Now, back to the ink. As far as I understand, the Sunset of Omaezaki ink is a limited edition for this year. It really caught my attention at the testing table because it had a subtle shading effect instead of a basic highlighter-orange color. It's bright and pops off the page, but it also has character.

Being a Bungubox ink, I had no concerns about it being a poor performer in my pens, and I was correct to assume. This is a fabulous ink. The writing performance is on par with other Bungubox and Sailor inks, which is to say it's an exceptional ink. I haven't noticed any hard or skippy starts, no problems when writing, and easy clean up.

When writing with this ink, the nib is lubricated to provide a smooth writing experience. The ink isn't overly wet, but does a nice job of keeping a good level of flow in the different pens I've tried it with. My favorite characteristic of the ink is the shading. It's not a dramatic level of shading like some inks, but it's enough to catch my eye and make me smile. In the areas where ink pools up slightly, the ink takes on a darker, red-orange hue that I love. The normal color of the ink is a brighter orange tone that you can't miss.

The dry time on this ink is another huge plus. In my tests, the ink was consistently dry and resisting smudges by 10-15 seconds. That's impressive.

Another thing to note about this ink is that it does produce a smell when you're writing. It reminds me of certain art supplies or paints — nothing offensive, but just something that you notice. Most fountain pen inks are fairly odorless unless you try really hard to notice a scent. This one hits your nose while you're writing in a proper position where the pen is a good 2+ feet from your nose. It's not an unpleasant smell, but it's worth mentioning. I happen to like the smell.

The bottle is exactly like other Bungubox and Sailor ink bottles. I love the shape of these bottles more than any other (yes, even the Akkerman bottles) due to the sleek design. These bottles feature an ink well system that allows you to ink up your pens even if the ink level in the bottle is low. It's a nice feature that I wish all ink bottles included.

I'm brand new to the world of orange inks, but I think I might be in the market to try some more. I've always heard great things about Iroshizuku Fuyu-gaki, so that might be my next experiment. Either way, this Bungubox ink is a huge win for me. I'm loving this ink and find myself using it pretty heavily during the day, even though it's not a standard "business" or "work" color. It's just too pretty and exciting to let it sit all day.

Also, if you happen to own any Karas Kustoms pens with the orange anodized finish, it matches this ink perfectly.

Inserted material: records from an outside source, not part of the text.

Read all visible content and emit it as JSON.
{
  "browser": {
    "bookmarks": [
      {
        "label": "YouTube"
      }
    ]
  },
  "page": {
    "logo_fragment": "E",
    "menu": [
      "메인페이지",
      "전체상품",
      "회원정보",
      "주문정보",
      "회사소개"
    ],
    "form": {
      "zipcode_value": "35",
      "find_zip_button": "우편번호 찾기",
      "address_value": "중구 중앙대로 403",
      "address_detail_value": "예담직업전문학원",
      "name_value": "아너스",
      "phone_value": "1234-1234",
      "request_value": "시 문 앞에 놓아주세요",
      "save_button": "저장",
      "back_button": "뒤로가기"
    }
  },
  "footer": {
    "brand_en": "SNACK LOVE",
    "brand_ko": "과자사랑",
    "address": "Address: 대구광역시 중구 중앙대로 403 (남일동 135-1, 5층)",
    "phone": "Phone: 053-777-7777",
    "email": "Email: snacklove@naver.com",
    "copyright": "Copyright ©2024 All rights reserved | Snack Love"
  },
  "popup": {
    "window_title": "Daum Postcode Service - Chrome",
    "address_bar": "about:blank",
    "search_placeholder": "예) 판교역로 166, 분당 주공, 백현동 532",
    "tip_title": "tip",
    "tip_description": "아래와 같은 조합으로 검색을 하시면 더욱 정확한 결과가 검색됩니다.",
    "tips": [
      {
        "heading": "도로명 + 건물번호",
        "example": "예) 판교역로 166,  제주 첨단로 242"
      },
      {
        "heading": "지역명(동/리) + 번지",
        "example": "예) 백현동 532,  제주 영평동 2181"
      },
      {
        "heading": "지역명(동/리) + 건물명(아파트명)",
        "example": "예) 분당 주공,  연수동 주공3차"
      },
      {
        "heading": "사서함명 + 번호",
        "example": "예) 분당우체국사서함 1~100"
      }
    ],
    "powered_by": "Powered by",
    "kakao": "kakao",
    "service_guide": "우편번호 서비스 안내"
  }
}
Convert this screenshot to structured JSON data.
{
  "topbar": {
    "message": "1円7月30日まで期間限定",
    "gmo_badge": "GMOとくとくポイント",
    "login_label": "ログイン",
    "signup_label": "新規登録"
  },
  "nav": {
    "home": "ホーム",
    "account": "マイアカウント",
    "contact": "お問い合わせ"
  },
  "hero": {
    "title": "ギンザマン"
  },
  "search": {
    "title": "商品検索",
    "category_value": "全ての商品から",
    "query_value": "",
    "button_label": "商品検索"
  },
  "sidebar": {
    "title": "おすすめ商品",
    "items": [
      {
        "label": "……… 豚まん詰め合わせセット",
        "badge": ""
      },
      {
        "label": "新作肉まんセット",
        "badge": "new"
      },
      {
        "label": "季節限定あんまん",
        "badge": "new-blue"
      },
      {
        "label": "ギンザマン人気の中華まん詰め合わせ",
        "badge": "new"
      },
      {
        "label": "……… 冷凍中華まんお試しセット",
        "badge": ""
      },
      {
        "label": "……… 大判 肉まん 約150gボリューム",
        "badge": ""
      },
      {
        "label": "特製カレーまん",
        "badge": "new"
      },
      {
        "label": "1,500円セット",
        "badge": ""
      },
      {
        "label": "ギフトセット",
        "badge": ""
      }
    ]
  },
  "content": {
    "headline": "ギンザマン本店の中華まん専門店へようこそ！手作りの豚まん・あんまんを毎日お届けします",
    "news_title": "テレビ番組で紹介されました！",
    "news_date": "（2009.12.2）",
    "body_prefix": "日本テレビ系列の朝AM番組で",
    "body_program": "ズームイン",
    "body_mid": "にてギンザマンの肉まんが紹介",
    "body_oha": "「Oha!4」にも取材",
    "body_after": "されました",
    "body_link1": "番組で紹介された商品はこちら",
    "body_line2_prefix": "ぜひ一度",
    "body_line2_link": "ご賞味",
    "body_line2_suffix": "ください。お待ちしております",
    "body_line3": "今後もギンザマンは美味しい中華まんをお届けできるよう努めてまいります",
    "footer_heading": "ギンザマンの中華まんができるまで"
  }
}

Enjoy reading The Pen Addict? Then consider becoming a member to receive additional weekly content, giveaways, and discounts in The Pen Addict shop. Plus, you support me and the site directly, which I am very grateful for.

Membership starts at just $5/month, with a discounted annual option available. To find out more about membership click here and join us!

Posted on July 20, 2016 and filed under Bung Box, Ink Reviews.